(What to do): Your answer should be the number of lines in the listing that hold the string "icon", with no other words.

************

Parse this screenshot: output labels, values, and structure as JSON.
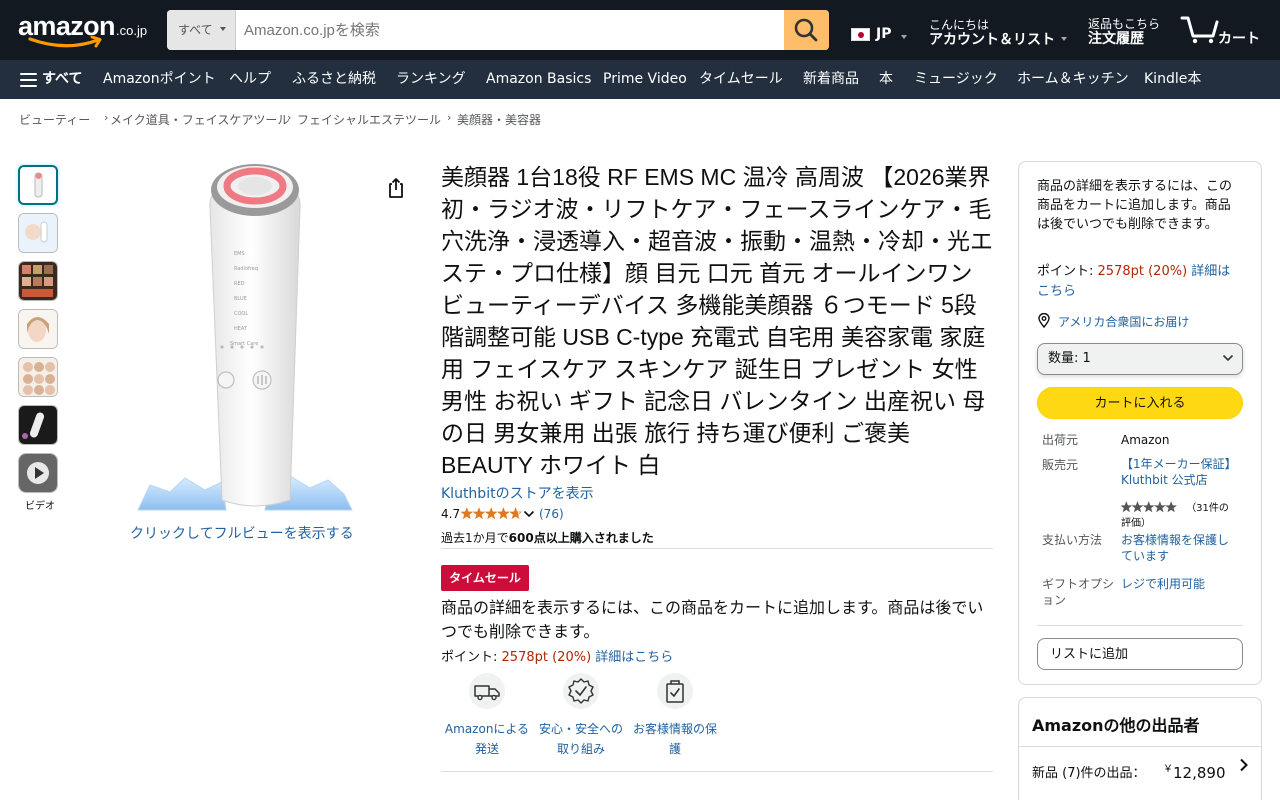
{
  "header": {
    "logo_text": "amazon",
    "logo_suffix": ".co.jp",
    "search": {
      "department": "すべて",
      "placeholder": "Amazon.co.jpを検索"
    },
    "locale": "JP",
    "account": {
      "greeting": "こんにちは",
      "label": "アカウント＆リスト"
    },
    "orders": {
      "line1": "返品もこちら",
      "line2": "注文履歴"
    },
    "cart_label": "カート"
  },
  "nav": {
    "all_label": "すべて",
    "items": [
      "Amazonポイント",
      "ヘルプ",
      "ふるさと納税",
      "ランキング",
      "Amazon Basics",
      "Prime Video",
      "タイムセール",
      "新着商品",
      "本",
      "ミュージック",
      "ホーム＆キッチン",
      "Kindle本"
    ]
  },
  "breadcrumb": [
    "ビューティー",
    "メイク道具・フェイスケアツール",
    "フェイシャルエステツール",
    "美顔器・美容器"
  ],
  "gallery": {
    "video_label": "ビデオ",
    "fullview_label": "クリックしてフルビューを表示する"
  },
  "product": {
    "title": "美顔器 1台18役 RF EMS MC 温冷 高周波 【2026業界初・ラジオ波・リフトケア・フェースラインケア・毛穴洗浄・浸透導入・超音波・振動・温熱・冷却・光エステ・プロ仕様】顔 目元 口元 首元 オールインワン ビューティーデバイス 多機能美顔器 ６つモード 5段階調整可能 USB C-type 充電式 自宅用 美容家電 家庭用 フェイスケア スキンケア 誕生日 プレゼント 女性 男性 お祝い ギフト 記念日 バレンタイン 出産祝い 母の日 男女兼用 出張 旅行 持ち運び便利 ご褒美 BEAUTY ホワイト 白",
    "store_link": "Kluthbitのストアを表示",
    "rating": "4.7",
    "rating_stars": 4.7,
    "rating_count": "(76)",
    "bought_prefix": "過去1か月で",
    "bought_bold": "600点以上購入されました",
    "deal_badge": "タイムセール",
    "price_note": "商品の詳細を表示するには、この商品をカートに追加します。商品は後でいつでも削除できます。",
    "points_label": "ポイント:",
    "points_value": "2578pt",
    "points_pct": "(20%)",
    "points_link": "詳細はこちら",
    "features": [
      {
        "icon": "truck-icon",
        "label": "Amazonによる発送"
      },
      {
        "icon": "shield-check-icon",
        "label": "安心・安全への取り組み"
      },
      {
        "icon": "secure-bag-icon",
        "label": "お客様情報の保護"
      }
    ]
  },
  "buybox": {
    "note": "商品の詳細を表示するには、この商品をカートに追加します。商品は後でいつでも削除できます。",
    "points_label": "ポイント:",
    "points_value": "2578pt",
    "points_pct": "(20%)",
    "points_link": "詳細はこちら",
    "delivery": "アメリカ合衆国にお届け",
    "quantity_label": "数量:",
    "quantity_value": "1",
    "add_to_cart": "カートに入れる",
    "shipper_key": "出荷元",
    "shipper_val": "Amazon",
    "seller_key": "販売元",
    "seller_val": "【1年メーカー保証】Kluthbit 公式店",
    "seller_reviews": "（31件の評価）",
    "seller_stars": 5,
    "payment_key": "支払い方法",
    "payment_val": "お客様情報を保護しています",
    "gift_key": "ギフトオプション",
    "gift_val": "レジで利用可能",
    "add_to_list": "リストに追加"
  },
  "other_sellers": {
    "title": "Amazonの他の出品者",
    "row_label": "新品 (7)件の出品：",
    "currency": "￥",
    "price": "12,890"
  },
  "colors": {
    "header_bg": "#131921",
    "subnav_bg": "#232f3e",
    "search_button": "#febd69",
    "link": "#2162a1",
    "deal_red": "#cc0c39",
    "points_red": "#b12704",
    "cart_yellow": "#ffd814",
    "star_orange": "#de7921"
  }
}
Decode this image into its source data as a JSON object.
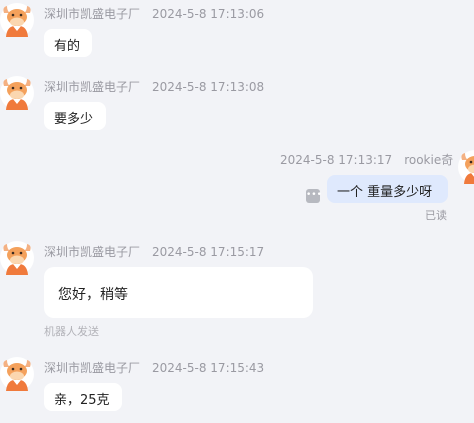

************

(Solution to the problem): 3